Strongbridge Biopharma reckons that pivotal data on its Cushing’s syndrome project Recorlev are so encouraging that the US FDA might grant accelerated approval. This sounds optimistic, though the results so far look good enough to win Recorlev a green light at some point.
Speed might not be the most important factor here. With a cheap generic already available, and a strong competitor in the shape of Novartis, Recorlev needs to pass the finishing line with a first-line label and no liver toxicity warnings. Should Strongbridge fail to achieve either of these, accelerated approval will be irrelevant.
Liver toxicity is an issue because Recorlev's active ingredient, levoketoconazole, is an enantiomer of ketoconazole, an antifungal that has been for used off-label for years to treat Cushing’s but is associated with liver injury and carries a black box warning.
Recorlev and ketoconazole work by blocking cortisol synthesis; sustained raised levels of cortisol, which in around 75% of patients are caused by a benign pituitary tumour, lead to a range of problems including hypertension, dyslipidaemia and diabetes.
While ketoconazole is very effective at reducing cortisol – effectiveness is thought to be around 50-60% – its side effects mean that physicians are reluctant to use it for long periods.
Results released yesterday from Strongbridge’s Sonics trial suggest that Recorlev does not have the same issues: ALT elevations of >3x the upper limits of normal (ULT) were noted in 10.6% of patients, and >5x in 3.2% of patients. Rigorous studies of ketoconazole have never been done, but Strongbridge has pointed to a trial that observed ALT elevations of >5x in 13% of patients.
A big question is whether the FDA will be comfortable with Recorlev, given its association with ketoconazole. Strongbridge executives noted that the label for Novartis’s Signifor, which will be Recorlev’s main branded competitor, details ALT elevations of 14% and 5%, for >3x and >5x ULT respectively.
These levels are higher than those seen in Sonics, and Signifor does not carry a black box warning of liver toxicity. Strongbridge does not appear to think that Recorlev will be hit with a liver warning.
“Safety is mission critical to payers across this category,” Matthew Pauls, Strongbridge's chief executive, told investors yesterday. “These data, particularly the liver data, are going to put us in a very good spot with payers.”
Of course regulators have to be convinced on efficacy as well as safety, and here Recorlev also looks good. The primary endpoint of Sonics was the proportion of patients achieving normal cortisol levels (measured by urinary free cortisol, UFC) over a six-month maintenance period; 30% of the 94 patients recruited hit this target.
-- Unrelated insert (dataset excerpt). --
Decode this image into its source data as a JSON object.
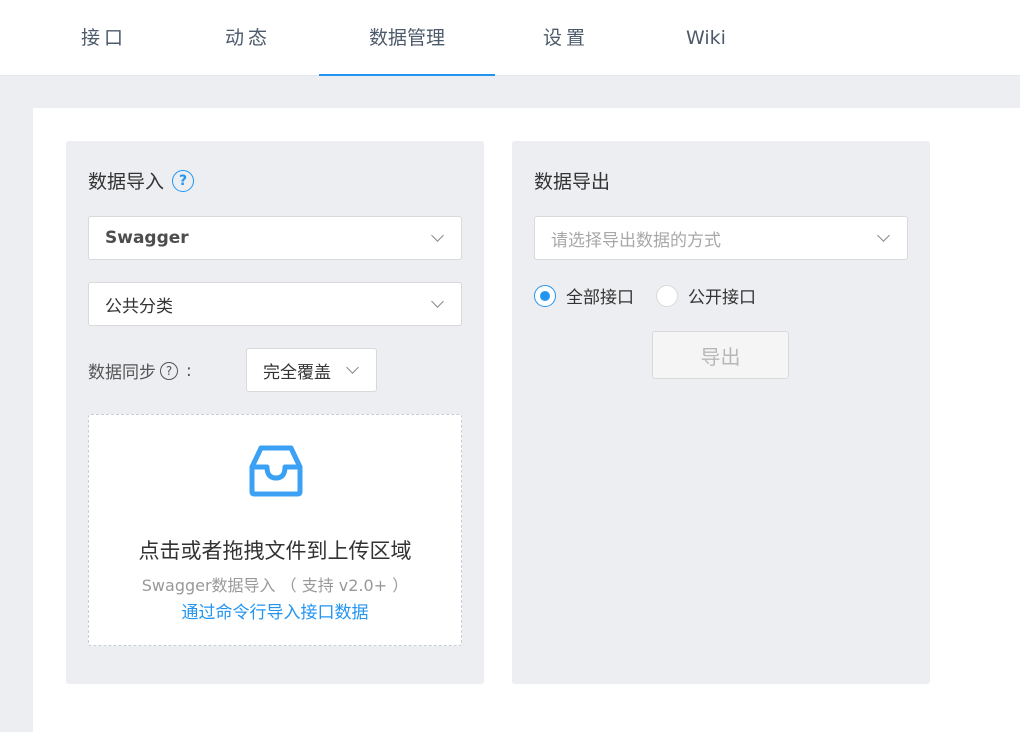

This ruled the trial a success, and the numbers improved further when patients who needed dose adjustments were included, something that the company claims reflects a real-world clinical setting. 76% of the 55 evaluable patients at the end of the study achieved partial or complete UFC normalisation from baseline.
Signifor was approved on the back of a single-arm trial showing a 26% UFC response rate at six months at its highest dose, and is associated with diabetes and gastrointestinal issues, so is far from a perfect drug.
Faster AND better?
Whether this all amounts to a product worthy of accelerated approval is a question for the FDA, and on this point Strongbridge expects to know more before the end of the year. The Cushing's market is not entirely without options, so there is a chance that the regulator will decide to await further data; Strongbridge has a placebo-controlled withdrawal study, Logic, due to report early next year.
Accelerated approval would be a big boost for this wannabe rare disease player. But, to really compete with the deep pockets of Novartis, Recorlev needs to win the same first-line label, devoid of liver warnings.
Perhaps there is one other reason why Strongbridge is keen to rush to market. Novartis has a phase III follow-on asset, osilodrostat, which is also due to report pivotal data this year. The Swiss pharma giant could soon become an even stronger competitor.